Flooding also caused the closure of the Chaudiere Bridge between Ottawa to Gatineau, Que., which will remain off-limits to pedestrians and vehicles. Traffic was being redirected to the nearby Portage Bridge.
In Ottawa, hundreds of military members joined more than 2,000 volunteers to get sandbags ready for properties facing the threat of flooding along the Ottawa River.
In Constance Bay, on the western edge of the city, a line of trucks, flatbeds and SUVs wove their way through the parking lot of the community centre to have sandbags piled up. The bags were whisked to nearby properties where they were piled up almost a metre high in places as residents hoped to protect their homes from waters set to peak by Tuesday or Wednesday.
Pumps pushed water out of flooded basements and onto roads.
Chris Brown was putting bags along his property on Sunday afternoon after watching the water rise higher than it did in 2017.
His property in Constance Bay is actually considered to be out of the 100-year floodplain, which means he has overland flood insurance should the sandbags fail and the water gets into his home.
"That's us. Virtually everybody down the road there, many of these people, they're not covered. And for many of them, this is their lives here and for them it's very significant,” he said.
Municipal officials are coordinating evacuations for residents whose safety or property is being threatened by the rising waters. At an afternoon briefing, city officials said 18 homes had been voluntarily evacuated, and the city was encouraging more homeowners to consider leaving over concerns that rising waters may soon make some roads impassable.
Transport Minister Marc Garneau has issued a ban on marine navigation in several areas, including a stretch of the Ottawa River between Ottawa-Gatineau and the Carillon generating station, as well as on Lake of Two Mountains, Riviere-des-Mille-Iles and Riviere-des-Prairies.

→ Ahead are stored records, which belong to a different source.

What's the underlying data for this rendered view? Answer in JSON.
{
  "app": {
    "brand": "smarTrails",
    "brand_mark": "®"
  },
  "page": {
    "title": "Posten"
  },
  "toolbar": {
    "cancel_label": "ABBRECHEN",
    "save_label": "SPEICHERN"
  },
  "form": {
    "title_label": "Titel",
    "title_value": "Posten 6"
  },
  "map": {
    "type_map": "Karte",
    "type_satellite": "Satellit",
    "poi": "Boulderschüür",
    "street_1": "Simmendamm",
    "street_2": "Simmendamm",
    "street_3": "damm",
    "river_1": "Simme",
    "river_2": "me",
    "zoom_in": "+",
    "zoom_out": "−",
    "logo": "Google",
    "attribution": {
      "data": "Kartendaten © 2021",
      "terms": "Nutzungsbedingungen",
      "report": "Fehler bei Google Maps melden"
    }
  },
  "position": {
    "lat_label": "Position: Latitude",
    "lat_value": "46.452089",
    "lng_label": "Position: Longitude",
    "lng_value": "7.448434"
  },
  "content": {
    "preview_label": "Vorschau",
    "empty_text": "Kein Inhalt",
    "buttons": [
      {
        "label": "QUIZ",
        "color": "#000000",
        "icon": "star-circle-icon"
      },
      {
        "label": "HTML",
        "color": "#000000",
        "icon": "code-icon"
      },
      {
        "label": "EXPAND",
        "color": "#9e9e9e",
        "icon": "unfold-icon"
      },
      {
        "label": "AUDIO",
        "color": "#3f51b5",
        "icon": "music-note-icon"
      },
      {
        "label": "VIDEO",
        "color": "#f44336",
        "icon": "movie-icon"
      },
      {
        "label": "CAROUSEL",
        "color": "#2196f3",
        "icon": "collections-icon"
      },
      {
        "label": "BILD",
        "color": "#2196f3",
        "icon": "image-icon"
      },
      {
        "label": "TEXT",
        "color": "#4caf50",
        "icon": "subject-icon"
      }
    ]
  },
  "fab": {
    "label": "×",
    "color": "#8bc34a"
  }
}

Meanwhile, in central Ontario's cottage country, members of the Canadian Armed Forces were called into the town of Bracebridge to help with sandbagging and other relief efforts. Nearby Muskoka Lakes on Sunday became the latest community to declare a state of emergency, after Bracebridge, Huntsville and Minden Hills made the declarations earlier this week.
The best news came from southern New Brunswick, where the forecast is for floodwaters to slowly recede in most areas over the next five days.
The cleanup could take even longer than the flood itself. On Sunday, Prime Minister Trudeau didn't close the door on federal dollars helping provinces that, like Quebec, may want to buy out affected homeowners.
"Once we secure the situation, through this spring flooding season, we will have to have significant reflections and conversations on how we move forward," Trudeau said at a press conference with Japanese Prime Minister Shinzo Abe.
Abe also took time to address those affected by the flooding.
"I'd like to express my sympathy for the tremendous damage that the people are suffering from due to the most recent flood," Abe said.
"On behalf of the entire people of Japan I’d like to convey my sincere feelings to you."
—with files by Jordan Press in Ottawa and Armina Ligaya in Toronto.
Morgan Lowrie, The Canadian Press